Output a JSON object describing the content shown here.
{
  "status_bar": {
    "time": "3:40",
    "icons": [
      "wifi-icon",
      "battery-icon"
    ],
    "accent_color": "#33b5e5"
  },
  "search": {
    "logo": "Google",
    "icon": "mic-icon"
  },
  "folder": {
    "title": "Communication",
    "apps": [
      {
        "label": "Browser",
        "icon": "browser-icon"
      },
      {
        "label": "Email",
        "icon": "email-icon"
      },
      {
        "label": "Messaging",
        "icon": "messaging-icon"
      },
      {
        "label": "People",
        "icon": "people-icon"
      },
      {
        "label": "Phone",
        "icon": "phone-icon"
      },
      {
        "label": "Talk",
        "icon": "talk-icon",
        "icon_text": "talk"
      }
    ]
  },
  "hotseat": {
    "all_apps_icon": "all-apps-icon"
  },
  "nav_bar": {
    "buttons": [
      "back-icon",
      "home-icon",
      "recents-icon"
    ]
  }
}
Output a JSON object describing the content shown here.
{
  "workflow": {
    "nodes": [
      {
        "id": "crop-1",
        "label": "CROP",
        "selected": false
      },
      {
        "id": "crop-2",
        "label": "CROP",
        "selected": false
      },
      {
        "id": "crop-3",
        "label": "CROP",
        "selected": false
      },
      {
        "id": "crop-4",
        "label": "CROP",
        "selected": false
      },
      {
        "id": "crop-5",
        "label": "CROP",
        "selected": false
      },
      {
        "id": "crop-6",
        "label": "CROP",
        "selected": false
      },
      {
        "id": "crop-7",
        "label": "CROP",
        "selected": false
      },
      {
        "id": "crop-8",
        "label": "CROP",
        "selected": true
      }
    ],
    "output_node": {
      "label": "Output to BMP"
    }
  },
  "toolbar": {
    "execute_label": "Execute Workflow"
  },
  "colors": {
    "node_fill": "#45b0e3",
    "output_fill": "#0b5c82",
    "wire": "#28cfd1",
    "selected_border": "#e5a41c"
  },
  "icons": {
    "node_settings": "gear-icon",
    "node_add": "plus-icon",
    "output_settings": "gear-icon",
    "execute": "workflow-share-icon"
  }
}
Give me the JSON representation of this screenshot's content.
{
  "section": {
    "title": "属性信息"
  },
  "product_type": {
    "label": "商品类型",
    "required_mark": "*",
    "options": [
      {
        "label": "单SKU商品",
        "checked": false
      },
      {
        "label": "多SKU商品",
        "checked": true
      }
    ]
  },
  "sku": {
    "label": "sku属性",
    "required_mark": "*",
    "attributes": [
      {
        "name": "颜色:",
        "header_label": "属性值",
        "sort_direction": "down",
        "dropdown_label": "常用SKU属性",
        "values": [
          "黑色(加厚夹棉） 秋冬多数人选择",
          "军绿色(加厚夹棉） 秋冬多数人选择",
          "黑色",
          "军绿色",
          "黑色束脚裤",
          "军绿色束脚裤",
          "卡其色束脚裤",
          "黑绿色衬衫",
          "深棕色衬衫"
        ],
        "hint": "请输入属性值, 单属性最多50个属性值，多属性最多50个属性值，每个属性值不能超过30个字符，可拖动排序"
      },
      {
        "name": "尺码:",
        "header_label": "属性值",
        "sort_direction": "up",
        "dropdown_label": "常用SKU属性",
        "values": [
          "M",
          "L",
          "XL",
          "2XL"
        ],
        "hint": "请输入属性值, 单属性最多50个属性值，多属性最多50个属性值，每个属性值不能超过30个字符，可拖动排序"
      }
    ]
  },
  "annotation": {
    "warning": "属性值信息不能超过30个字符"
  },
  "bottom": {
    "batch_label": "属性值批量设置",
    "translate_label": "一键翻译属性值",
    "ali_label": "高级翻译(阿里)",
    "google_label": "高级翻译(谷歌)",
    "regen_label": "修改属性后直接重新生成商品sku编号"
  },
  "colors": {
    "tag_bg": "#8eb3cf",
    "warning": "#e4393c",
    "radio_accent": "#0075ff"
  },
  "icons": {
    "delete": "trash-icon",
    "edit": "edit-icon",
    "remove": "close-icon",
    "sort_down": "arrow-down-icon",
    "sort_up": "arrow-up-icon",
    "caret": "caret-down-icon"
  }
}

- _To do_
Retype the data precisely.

- _Solved exercise_
Output a JSON object describing the content shown here.
{
  "status_bar": {
    "time": "3:40",
    "icons": [
      "wifi-icon",
      "battery-icon"
    ],
    "accent_color": "#33b5e5"
  },
  "search": {
    "logo": "Google",
    "icon": "mic-icon"
  },
  "folder": {
    "title": "Communication",
    "apps": [
      {
        "label": "Browser",
        "icon": "browser-icon"
      },
      {
        "label": "Email",
        "icon": "email-icon"
      },
      {
        "label": "Messaging",
        "icon": "messaging-icon"
      },
      {
        "label": "People",
        "icon": "people-icon"
      },
      {
        "label": "Phone",
        "icon": "phone-icon"
      },
      {
        "label": "Talk",
        "icon": "talk-icon",
        "icon_text": "talk"
      }
    ]
  },
  "hotseat": {
    "all_apps_icon": "all-apps-icon"
  },
  "nav_bar": {
    "buttons": [
      "back-icon",
      "home-icon",
      "recents-icon"
    ]
  }
}
Output a JSON object describing the content shown here.
{
  "workflow": {
    "nodes": [
      {
        "id": "crop-1",
        "label": "CROP",
        "selected": false
      },
      {
        "id": "crop-2",
        "label": "CROP",
        "selected": false
      },
      {
        "id": "crop-3",
        "label": "CROP",
        "selected": false
      },
      {
        "id": "crop-4",
        "label": "CROP",
        "selected": false
      },
      {
        "id": "crop-5",
        "label": "CROP",
        "selected": false
      },
      {
        "id": "crop-6",
        "label": "CROP",
        "selected": false
      },
      {
        "id": "crop-7",
        "label": "CROP",
        "selected": false
      },
      {
        "id": "crop-8",
        "label": "CROP",
        "selected": true
      }
    ],
    "output_node": {
      "label": "Output to BMP"
    }
  },
  "toolbar": {
    "execute_label": "Execute Workflow"
  },
  "colors": {
    "node_fill": "#45b0e3",
    "output_fill": "#0b5c82",
    "wire": "#28cfd1",
    "selected_border": "#e5a41c"
  },
  "icons": {
    "node_settings": "gear-icon",
    "node_add": "plus-icon",
    "output_settings": "gear-icon",
    "execute": "workflow-share-icon"
  }
}
Give me the JSON representation of this screenshot's content.
{
  "section": {
    "title": "属性信息"
  },
  "product_type": {
    "label": "商品类型",
    "required_mark": "*",
    "options": [
      {
        "label": "单SKU商品",
        "checked": false
      },
      {
        "label": "多SKU商品",
        "checked": true
      }
    ]
  },
  "sku": {
    "label": "sku属性",
    "required_mark": "*",
    "attributes": [
      {
        "name": "颜色:",
        "header_label": "属性值",
        "sort_direction": "down",
        "dropdown_label": "常用SKU属性",
        "values": [
          "黑色(加厚夹棉） 秋冬多数人选择",
          "军绿色(加厚夹棉） 秋冬多数人选择",
          "黑色",
          "军绿色",
          "黑色束脚裤",
          "军绿色束脚裤",
          "卡其色束脚裤",
          "黑绿色衬衫",
          "深棕色衬衫"
        ],
        "hint": "请输入属性值, 单属性最多50个属性值，多属性最多50个属性值，每个属性值不能超过30个字符，可拖动排序"
      },
      {
        "name": "尺码:",
        "header_label": "属性值",
        "sort_direction": "up",
        "dropdown_label": "常用SKU属性",
        "values": [
          "M",
          "L",
          "XL",
          "2XL"
        ],
        "hint": "请输入属性值, 单属性最多50个属性值，多属性最多50个属性值，每个属性值不能超过30个字符，可拖动排序"
      }
    ]
  },
  "annotation": {
    "warning": "属性值信息不能超过30个字符"
  },
  "bottom": {
    "batch_label": "属性值批量设置",
    "translate_label": "一键翻译属性值",
    "ali_label": "高级翻译(阿里)",
    "google_label": "高级翻译(谷歌)",
    "regen_label": "修改属性后直接重新生成商品sku编号"
  },
  "colors": {
    "tag_bg": "#8eb3cf",
    "warning": "#e4393c",
    "radio_accent": "#0075ff"
  },
  "icons": {
    "delete": "trash-icon",
    "edit": "edit-icon",
    "remove": "close-icon",
    "sort_down": "arrow-down-icon",
    "sort_up": "arrow-up-icon",
    "caret": "caret-down-icon"
  }
}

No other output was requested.